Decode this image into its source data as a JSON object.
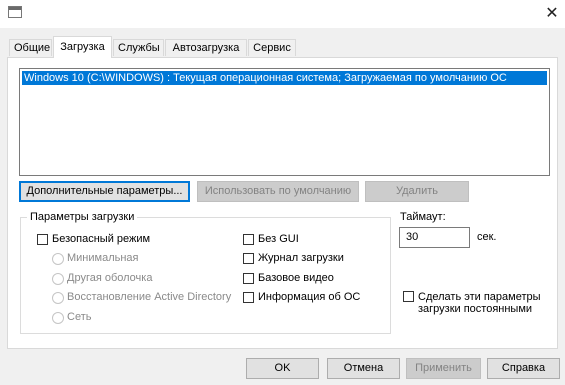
{
  "tabs": [
    {
      "label": "Общие"
    },
    {
      "label": "Загрузка"
    },
    {
      "label": "Службы"
    },
    {
      "label": "Автозагрузка"
    },
    {
      "label": "Сервис"
    }
  ],
  "active_tab": "Загрузка",
  "os_list": {
    "items": [
      "Windows 10 (C:\\WINDOWS) : Текущая операционная система; Загружаемая по умолчанию ОС"
    ],
    "selected_index": 0
  },
  "boot_buttons": {
    "advanced": "Дополнительные параметры...",
    "set_default": "Использовать по умолчанию",
    "delete": "Удалить"
  },
  "boot_options": {
    "title": "Параметры загрузки",
    "safe_boot": {
      "label": "Безопасный режим",
      "checked": false
    },
    "radios": [
      {
        "label": "Минимальная"
      },
      {
        "label": "Другая оболочка"
      },
      {
        "label": "Восстановление Active Directory"
      },
      {
        "label": "Сеть"
      }
    ],
    "checks": [
      {
        "label": "Без GUI",
        "checked": false
      },
      {
        "label": "Журнал загрузки",
        "checked": false
      },
      {
        "label": "Базовое видео",
        "checked": false
      },
      {
        "label": "Информация  об ОС",
        "checked": false
      }
    ]
  },
  "timeout": {
    "label": "Таймаут:",
    "value": "30",
    "unit": "сек."
  },
  "permanent": {
    "label_line1": "Сделать эти параметры",
    "label_line2": "загрузки постоянными",
    "checked": false
  },
  "dialog_buttons": {
    "ok": "OK",
    "cancel": "Отмена",
    "apply": "Применить",
    "help": "Справка"
  }
}
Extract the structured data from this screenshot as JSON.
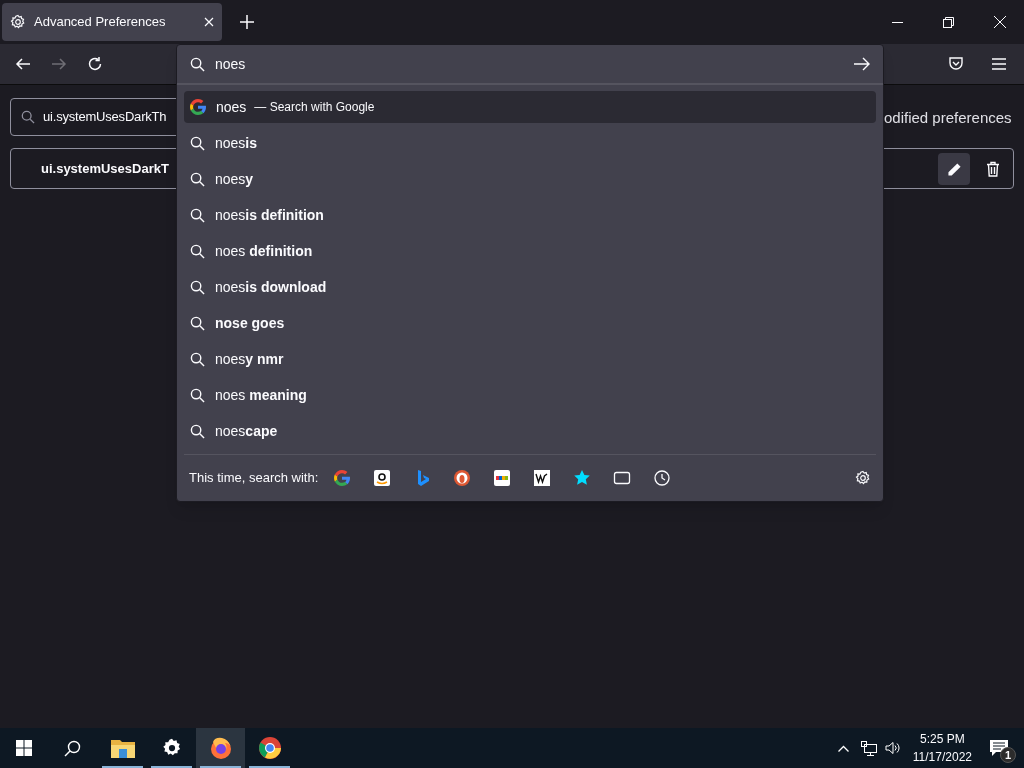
{
  "tab": {
    "title": "Advanced Preferences",
    "selected": true
  },
  "address_bar": {
    "value": "noes"
  },
  "page": {
    "search": {
      "value": "ui.systemUsesDarkTh"
    },
    "toggle_label": "odified preferences",
    "pref_row": {
      "name": "ui.systemUsesDarkT"
    }
  },
  "suggestions": [
    {
      "kind": "engine",
      "text": "noes",
      "action": "— Search with Google",
      "selected": true
    },
    {
      "kind": "search",
      "text": "noes**is**",
      "selected": false
    },
    {
      "kind": "search",
      "text": "noes**y**",
      "selected": false
    },
    {
      "kind": "search",
      "text": "noes**is definition**",
      "selected": false
    },
    {
      "kind": "search",
      "text": "noes **definition**",
      "selected": false
    },
    {
      "kind": "search",
      "text": "noes**is download**",
      "selected": false
    },
    {
      "kind": "search",
      "text": "**nose goes**",
      "selected": false
    },
    {
      "kind": "search",
      "text": "noes**y nmr**",
      "selected": false
    },
    {
      "kind": "search",
      "text": "noes **meaning**",
      "selected": false
    },
    {
      "kind": "search",
      "text": "noes**cape**",
      "selected": false
    }
  ],
  "one_off": {
    "label": "This time, search with:"
  },
  "taskbar": {
    "apps": [
      {
        "kind": "explorer",
        "open": true,
        "selected": false
      },
      {
        "kind": "settings",
        "open": true,
        "selected": false
      },
      {
        "kind": "firefox",
        "open": true,
        "selected": true
      },
      {
        "kind": "chrome",
        "open": true,
        "selected": false
      }
    ],
    "time": "5:25 PM",
    "date": "11/17/2022",
    "notifications": "1"
  }
}
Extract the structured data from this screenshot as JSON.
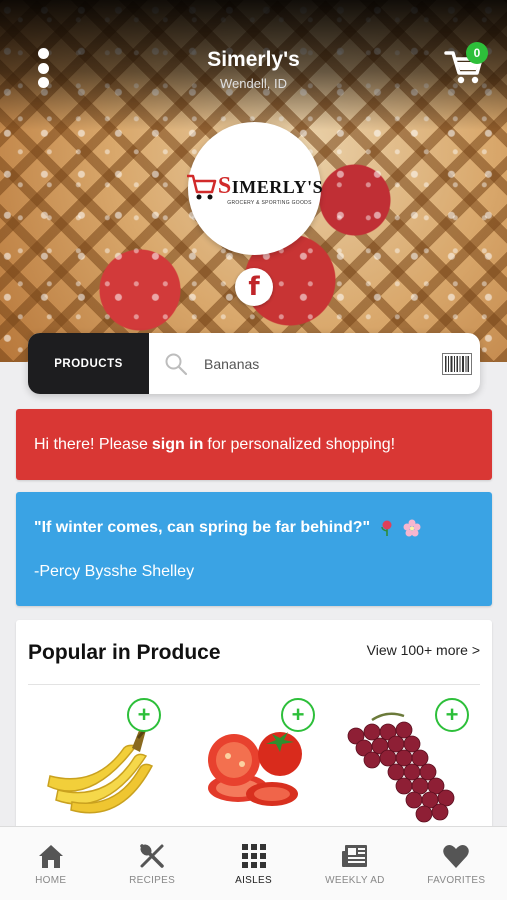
{
  "header": {
    "store_name": "Simerly's",
    "location": "Wendell, ID",
    "cart_count": "0"
  },
  "logo": {
    "name": "IMERLY'S",
    "initial": "S",
    "tagline": "GROCERY & SPORTING GOODS"
  },
  "social": {
    "facebook_glyph": "f"
  },
  "search": {
    "scope_label": "PRODUCTS",
    "placeholder": "Bananas"
  },
  "signin_banner": {
    "prefix": "Hi there! Please",
    "link": "sign in",
    "suffix": "for personalized shopping!"
  },
  "quote": {
    "text": "\"If winter comes, can spring be far behind?\"",
    "author": "-Percy Bysshe Shelley"
  },
  "produce": {
    "title": "Popular in Produce",
    "view_more": "View 100+ more >",
    "add_label": "+",
    "items": [
      {
        "icon": "bananas"
      },
      {
        "icon": "tomatoes"
      },
      {
        "icon": "red-grapes"
      }
    ]
  },
  "tabs": [
    {
      "label": "HOME",
      "icon": "home-icon"
    },
    {
      "label": "RECIPES",
      "icon": "utensils-icon"
    },
    {
      "label": "AISLES",
      "icon": "grid-icon"
    },
    {
      "label": "WEEKLY AD",
      "icon": "newspaper-icon"
    },
    {
      "label": "FAVORITES",
      "icon": "heart-icon"
    }
  ],
  "colors": {
    "accent_green": "#2dbf3a",
    "signin_red": "#d93734",
    "quote_blue": "#3aa3e4",
    "scope_dark": "#1d1d1f"
  }
}
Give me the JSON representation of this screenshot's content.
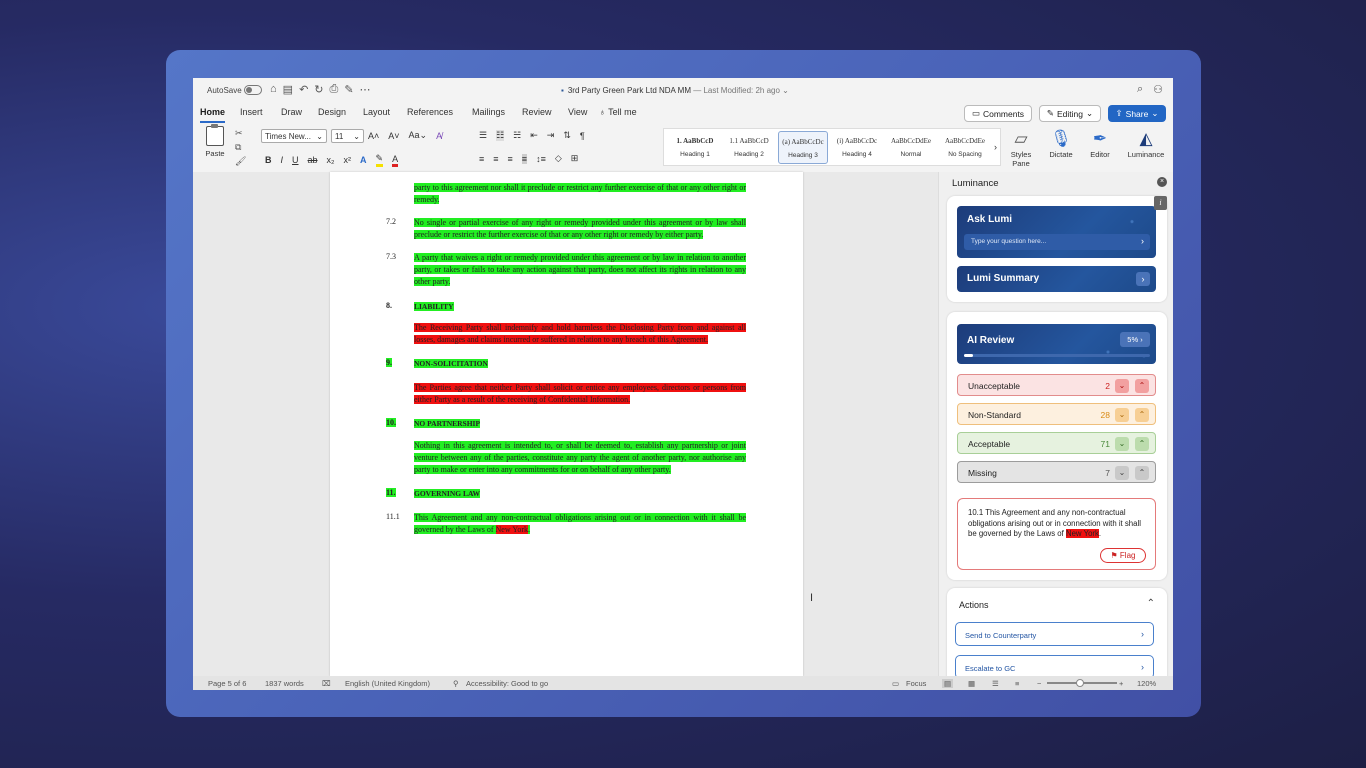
{
  "titlebar": {
    "autosave": "AutoSave",
    "doc_title": "3rd Party Green Park Ltd NDA MM",
    "modified": "— Last Modified: 2h ago ⌄"
  },
  "tabs": [
    "Home",
    "Insert",
    "Draw",
    "Design",
    "Layout",
    "References",
    "Mailings",
    "Review",
    "View",
    "Tell me"
  ],
  "buttons": {
    "comments": "Comments",
    "editing": "Editing",
    "share": "Share"
  },
  "ribbon": {
    "paste": "Paste",
    "font": "Times New...",
    "size": "11",
    "styles": [
      {
        "preview": "1. AaBbCcD",
        "name": "Heading 1"
      },
      {
        "preview": "1.1 AaBbCcD",
        "name": "Heading 2"
      },
      {
        "preview": "(a) AaBbCcDc",
        "name": "Heading 3"
      },
      {
        "preview": "(i) AaBbCcDc",
        "name": "Heading 4"
      },
      {
        "preview": "AaBbCcDdEe",
        "name": "Normal"
      },
      {
        "preview": "AaBbCcDdEe",
        "name": "No Spacing"
      }
    ],
    "styles_pane": "Styles Pane",
    "dictate": "Dictate",
    "editor": "Editor",
    "luminance": "Luminance"
  },
  "document": {
    "p0": "party to this agreement nor shall it preclude or restrict any further exercise of that or any other right or remedy.",
    "n72": "7.2",
    "p72": "No single or partial exercise of any right or remedy provided under this agreement or by law shall preclude or restrict the further exercise of that or any other right or remedy by either party.",
    "n73": "7.3",
    "p73": "A party that waives a right or remedy provided under this agreement or by law in relation to another party, or takes or fails to take any action against that party, does not affect its rights in relation to any other party.",
    "n8": "8.",
    "h8": "LIABILITY",
    "p8": "The Receiving Party shall indemnify and hold harmless the Disclosing Party from and against all losses, damages and claims incurred or suffered in relation to any breach of this Agreement.",
    "n9": "9.",
    "h9": "NON-SOLICITATION",
    "p9": "The Parties agree that neither Party shall solicit or entice any employees, directors or persons from either Party as a result of the receiving of Confidential Information.",
    "n10": "10.",
    "h10": "NO PARTNERSHIP",
    "p10": "Nothing in this agreement is intended to, or shall be deemed to, establish any partnership or joint venture between any of the parties, constitute any party the agent of another party, nor authorise any party to make or enter into any commitments for or on behalf of any other party.",
    "n11": "11.",
    "h11": "GOVERNING LAW",
    "n111": "11.1",
    "p111a": "This Agreement and any non-contractual obligations arising out or in connection with it shall be governed by the Laws of ",
    "p111b": "New York",
    "p111c": "."
  },
  "pane": {
    "title": "Luminance",
    "ask_title": "Ask Lumi",
    "ask_placeholder": "Type your question here...",
    "summary_title": "Lumi Summary",
    "ai_title": "AI Review",
    "ai_pct": "5%",
    "ai_progress": 0.05,
    "categories": [
      {
        "label": "Unacceptable",
        "count": "2"
      },
      {
        "label": "Non-Standard",
        "count": "28"
      },
      {
        "label": "Acceptable",
        "count": "71"
      },
      {
        "label": "Missing",
        "count": "7"
      }
    ],
    "clause_text": "10.1 This Agreement and any non-contractual obligations arising out or in connection with it shall be governed by the Laws of ",
    "clause_highlight": "New York",
    "clause_end": ".",
    "flag": "Flag",
    "actions_title": "Actions",
    "action1": "Send to Counterparty",
    "action2": "Escalate to GC"
  },
  "status": {
    "page": "Page 5 of 6",
    "words": "1837 words",
    "language": "English (United Kingdom)",
    "accessibility": "Accessibility: Good to go",
    "focus": "Focus",
    "zoom": "120%"
  },
  "colors": {
    "highlight_green": "#22ee22",
    "highlight_red": "#f01010",
    "accent": "#2266c4"
  }
}
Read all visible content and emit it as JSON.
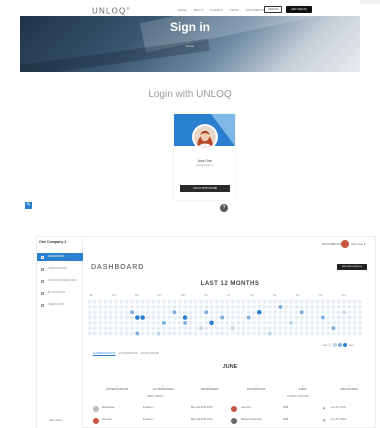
{
  "nav": {
    "logo": "UNLOQ",
    "links": [
      "HOME",
      "ABOUT",
      "CLIENTS",
      "PRICE",
      "DOCUMENTATION"
    ],
    "signin": "SIGN IN",
    "get_unloq": "GET UNLOQ"
  },
  "hero": {
    "title": "Sign in",
    "crumb": "Home"
  },
  "login_title": "Login with UNLOQ",
  "card": {
    "name": "Jane Doe",
    "email": "jane@unloq.io",
    "button": "LOG IN WITH PHONE",
    "help_icon": "help-icon",
    "accent": "#2a80cf"
  },
  "dashboard": {
    "company": "One Company 2",
    "sidebar": [
      {
        "label": "DASHBOARD",
        "active": true
      },
      {
        "label": "APPLICATIONS",
        "active": false
      },
      {
        "label": "CUSTOM DOMAIN ADD",
        "active": false
      },
      {
        "label": "MY ACCOUNT",
        "active": false
      },
      {
        "label": "USERS INTIX",
        "active": false
      }
    ],
    "sidebar_bottom": "Help / Docs",
    "topbar_link": "DOCUMENTATION",
    "user_name": "Jane Doe",
    "title": "DASHBOARD",
    "add_button": "ADD APPLICATION",
    "chart_title": "LAST 12 MONTHS",
    "months": [
      "Jan",
      "Feb",
      "Mar",
      "Apr",
      "May",
      "Jun",
      "Jul",
      "Aug",
      "Sep",
      "Oct",
      "Nov",
      "Dec"
    ],
    "legend_less": "less",
    "legend_more": "more",
    "tabs": [
      "AUTHENTICATIONS",
      "AUTHORIZATION",
      "NOTIFICATIONS"
    ],
    "month_title": "JUNE",
    "stats": [
      {
        "num": "0",
        "label": "AUTHENTICATIONS"
      },
      {
        "num": "0",
        "label": "AUTHORIZATIONS"
      },
      {
        "num": "0",
        "label": "NETWORKERS"
      },
      {
        "num": "0",
        "label": "NOTIFICATIONS"
      },
      {
        "num": "0",
        "label": "USERS"
      },
      {
        "num": "0",
        "label": "APPLICATIONS"
      }
    ],
    "new_users": "NEW USERS",
    "latest_actions": "LATEST ACTIONS",
    "rows": [
      {
        "name": "Mobiusnaes",
        "col2": "Instance 1",
        "col3": "May 14th 2016 06:53",
        "name2": "Jane Doe",
        "col5": "WEB",
        "col6": "Jun 7th, 16:00"
      },
      {
        "name": "Jane Doe",
        "col2": "Instance 1",
        "col3": "May 14th 2016 06:53",
        "name2": "Michael Christensen",
        "col5": "WEB",
        "col6": "Jun 7th, 2016 1"
      }
    ]
  },
  "chart_data": {
    "type": "heatmap",
    "title": "LAST 12 MONTHS",
    "x": [
      "Jan",
      "Feb",
      "Mar",
      "Apr",
      "May",
      "Jun",
      "Jul",
      "Aug",
      "Sep",
      "Oct",
      "Nov",
      "Dec"
    ],
    "rows": 7,
    "weeks": 52,
    "levels": 4,
    "highlighted_cells": [
      [
        8,
        2,
        2
      ],
      [
        9,
        3,
        3
      ],
      [
        10,
        3,
        3
      ],
      [
        9,
        6,
        2
      ],
      [
        14,
        4,
        2
      ],
      [
        16,
        2,
        2
      ],
      [
        18,
        3,
        3
      ],
      [
        18,
        4,
        2
      ],
      [
        21,
        5,
        1
      ],
      [
        22,
        2,
        2
      ],
      [
        23,
        4,
        3
      ],
      [
        25,
        3,
        2
      ],
      [
        30,
        3,
        2
      ],
      [
        32,
        2,
        3
      ],
      [
        36,
        1,
        2
      ],
      [
        38,
        4,
        1
      ],
      [
        40,
        2,
        2
      ],
      [
        44,
        3,
        2
      ],
      [
        13,
        6,
        1
      ],
      [
        27,
        5,
        1
      ],
      [
        34,
        6,
        1
      ],
      [
        46,
        5,
        2
      ],
      [
        48,
        2,
        1
      ]
    ],
    "colors": [
      "#e8eef5",
      "#bcd6ee",
      "#7fb1e0",
      "#2a80cf"
    ]
  }
}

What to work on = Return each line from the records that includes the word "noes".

Solved problem =
    "value": "noes"
      "text": "noes",
      "text": "noes**is**",
      "text": "noes**y**",
      "text": "noes**is definition**",
      "text": "noes **definition**",
      "text": "noes**is download**",
      "text": "noes**y nmr**",
      "text": "noes **meaning**",
      "text": "noes**cape**",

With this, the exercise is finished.